- REQUIREMENT -
Find the lines in these entries that include the word "taken" and state how many there are, with no other words.
***
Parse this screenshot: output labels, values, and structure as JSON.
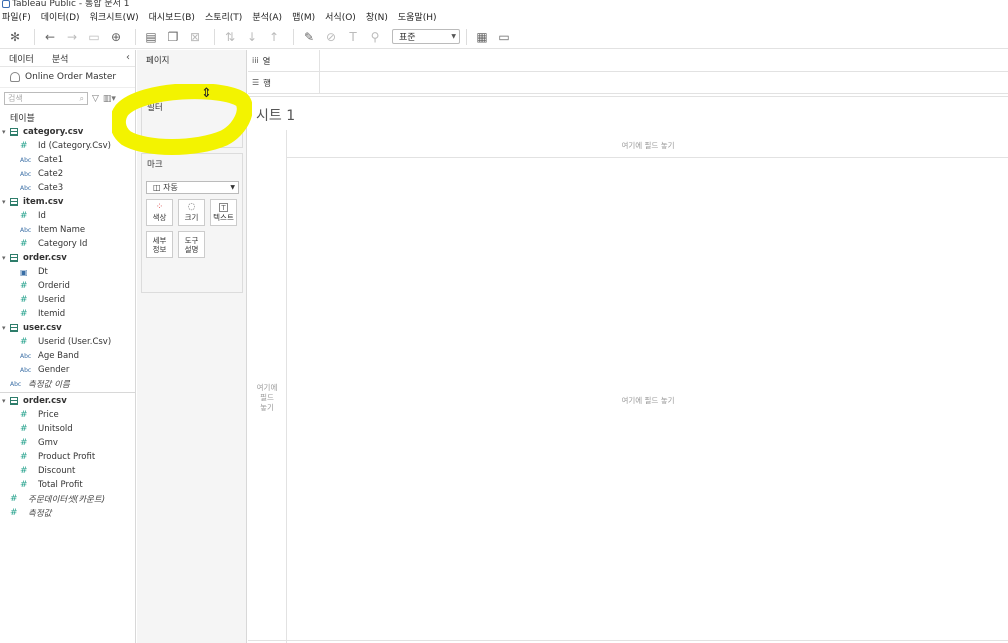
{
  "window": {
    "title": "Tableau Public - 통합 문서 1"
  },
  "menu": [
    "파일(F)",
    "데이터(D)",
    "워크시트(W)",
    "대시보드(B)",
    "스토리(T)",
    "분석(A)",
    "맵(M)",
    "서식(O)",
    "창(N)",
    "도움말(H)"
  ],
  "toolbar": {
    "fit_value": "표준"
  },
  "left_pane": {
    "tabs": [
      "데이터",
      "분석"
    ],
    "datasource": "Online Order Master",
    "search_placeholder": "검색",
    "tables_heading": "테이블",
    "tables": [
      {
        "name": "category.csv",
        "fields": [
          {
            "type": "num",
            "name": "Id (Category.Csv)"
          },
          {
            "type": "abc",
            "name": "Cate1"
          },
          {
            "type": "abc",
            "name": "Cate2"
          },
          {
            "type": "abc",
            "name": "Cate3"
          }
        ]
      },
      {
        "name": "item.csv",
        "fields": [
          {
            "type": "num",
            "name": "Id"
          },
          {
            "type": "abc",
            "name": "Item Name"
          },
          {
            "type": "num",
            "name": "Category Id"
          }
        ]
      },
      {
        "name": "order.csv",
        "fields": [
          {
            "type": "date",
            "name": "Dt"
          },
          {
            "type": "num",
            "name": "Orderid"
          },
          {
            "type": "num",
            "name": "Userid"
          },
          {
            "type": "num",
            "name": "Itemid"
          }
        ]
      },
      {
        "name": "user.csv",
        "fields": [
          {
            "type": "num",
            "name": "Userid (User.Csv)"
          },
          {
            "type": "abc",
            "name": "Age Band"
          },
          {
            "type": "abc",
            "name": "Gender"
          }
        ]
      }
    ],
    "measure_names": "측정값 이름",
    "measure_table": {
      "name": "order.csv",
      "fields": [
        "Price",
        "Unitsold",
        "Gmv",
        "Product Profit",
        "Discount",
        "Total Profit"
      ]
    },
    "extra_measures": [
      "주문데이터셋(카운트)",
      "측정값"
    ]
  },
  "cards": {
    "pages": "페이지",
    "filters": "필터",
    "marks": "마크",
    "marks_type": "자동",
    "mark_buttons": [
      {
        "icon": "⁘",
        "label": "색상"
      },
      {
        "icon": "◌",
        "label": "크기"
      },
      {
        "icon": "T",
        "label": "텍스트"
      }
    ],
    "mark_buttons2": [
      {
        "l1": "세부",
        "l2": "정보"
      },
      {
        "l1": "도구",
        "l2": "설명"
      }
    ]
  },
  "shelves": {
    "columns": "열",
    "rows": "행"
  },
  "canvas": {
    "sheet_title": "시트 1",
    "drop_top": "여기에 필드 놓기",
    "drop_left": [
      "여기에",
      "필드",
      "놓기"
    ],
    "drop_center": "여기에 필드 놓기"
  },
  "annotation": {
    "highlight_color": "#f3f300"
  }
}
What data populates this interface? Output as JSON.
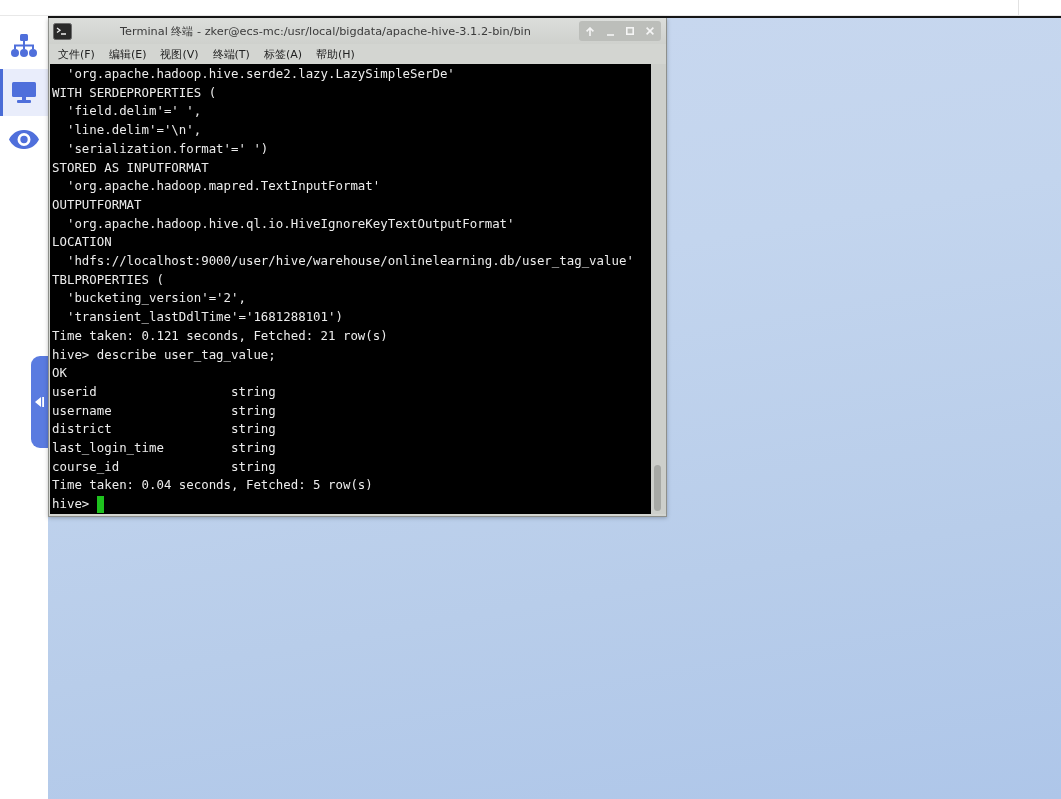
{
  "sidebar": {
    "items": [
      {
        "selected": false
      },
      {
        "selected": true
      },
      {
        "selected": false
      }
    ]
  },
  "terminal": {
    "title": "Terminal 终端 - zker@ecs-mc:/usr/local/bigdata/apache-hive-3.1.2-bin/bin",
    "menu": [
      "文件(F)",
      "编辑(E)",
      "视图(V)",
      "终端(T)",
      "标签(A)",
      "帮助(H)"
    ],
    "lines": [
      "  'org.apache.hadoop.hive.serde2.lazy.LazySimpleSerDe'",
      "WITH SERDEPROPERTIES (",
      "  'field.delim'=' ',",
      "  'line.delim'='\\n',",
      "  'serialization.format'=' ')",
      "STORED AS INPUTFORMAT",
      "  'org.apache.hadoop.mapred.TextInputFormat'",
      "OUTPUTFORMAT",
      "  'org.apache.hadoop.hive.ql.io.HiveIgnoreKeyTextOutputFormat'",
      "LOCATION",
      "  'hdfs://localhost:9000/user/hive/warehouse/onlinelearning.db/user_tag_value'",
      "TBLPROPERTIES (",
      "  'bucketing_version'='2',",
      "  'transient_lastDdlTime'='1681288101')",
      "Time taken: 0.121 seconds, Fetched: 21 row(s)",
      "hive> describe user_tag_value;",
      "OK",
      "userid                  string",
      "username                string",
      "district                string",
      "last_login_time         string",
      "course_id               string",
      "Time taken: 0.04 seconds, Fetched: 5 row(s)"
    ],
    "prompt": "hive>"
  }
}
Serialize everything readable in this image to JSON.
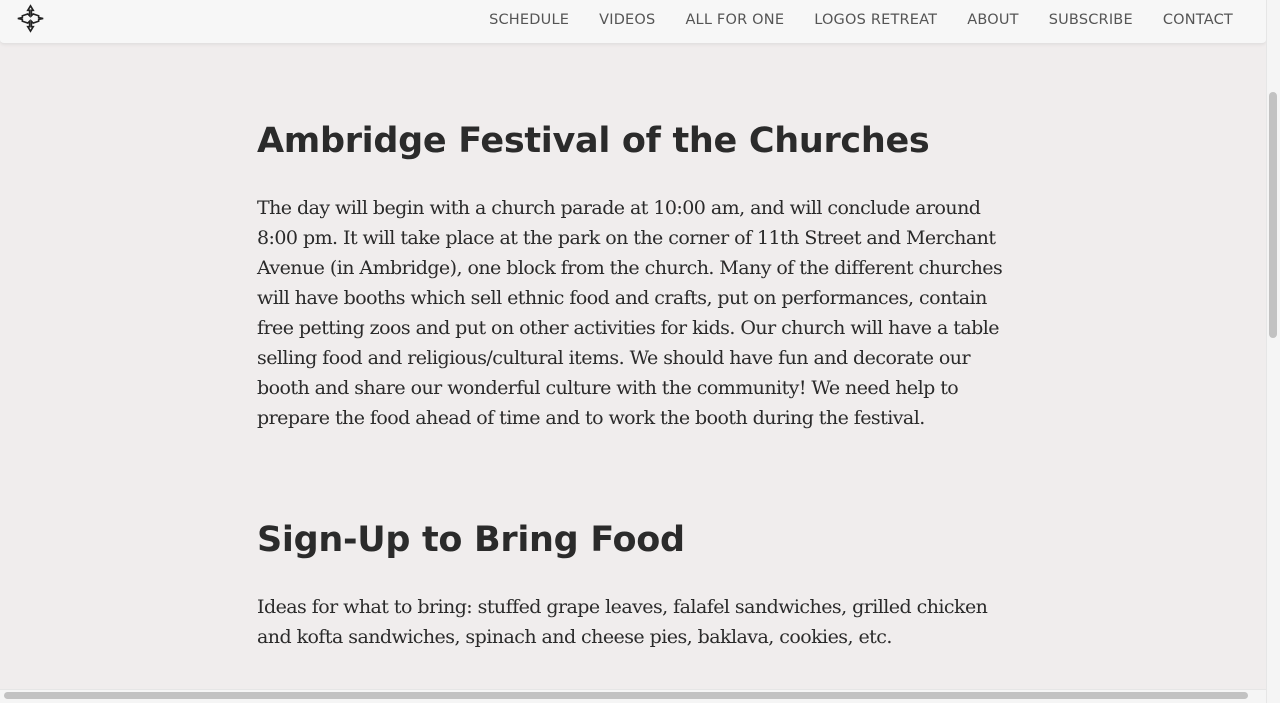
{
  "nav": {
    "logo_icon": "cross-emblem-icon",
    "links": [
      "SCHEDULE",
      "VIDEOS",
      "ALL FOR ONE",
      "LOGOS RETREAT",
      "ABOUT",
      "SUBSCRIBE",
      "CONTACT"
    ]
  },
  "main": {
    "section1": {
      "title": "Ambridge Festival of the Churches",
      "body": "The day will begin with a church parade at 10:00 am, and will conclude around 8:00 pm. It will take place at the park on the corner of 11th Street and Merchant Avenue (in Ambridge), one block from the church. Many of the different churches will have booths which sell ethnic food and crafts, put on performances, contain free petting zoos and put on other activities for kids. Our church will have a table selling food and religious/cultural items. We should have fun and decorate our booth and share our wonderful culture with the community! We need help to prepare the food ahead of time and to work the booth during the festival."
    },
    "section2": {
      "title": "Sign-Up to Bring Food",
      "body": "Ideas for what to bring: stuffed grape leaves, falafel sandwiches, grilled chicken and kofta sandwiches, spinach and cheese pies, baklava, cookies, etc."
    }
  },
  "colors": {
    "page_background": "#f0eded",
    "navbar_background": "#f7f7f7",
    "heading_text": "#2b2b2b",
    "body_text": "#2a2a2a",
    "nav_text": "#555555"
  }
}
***
- EXERCISE OUTPUT -
2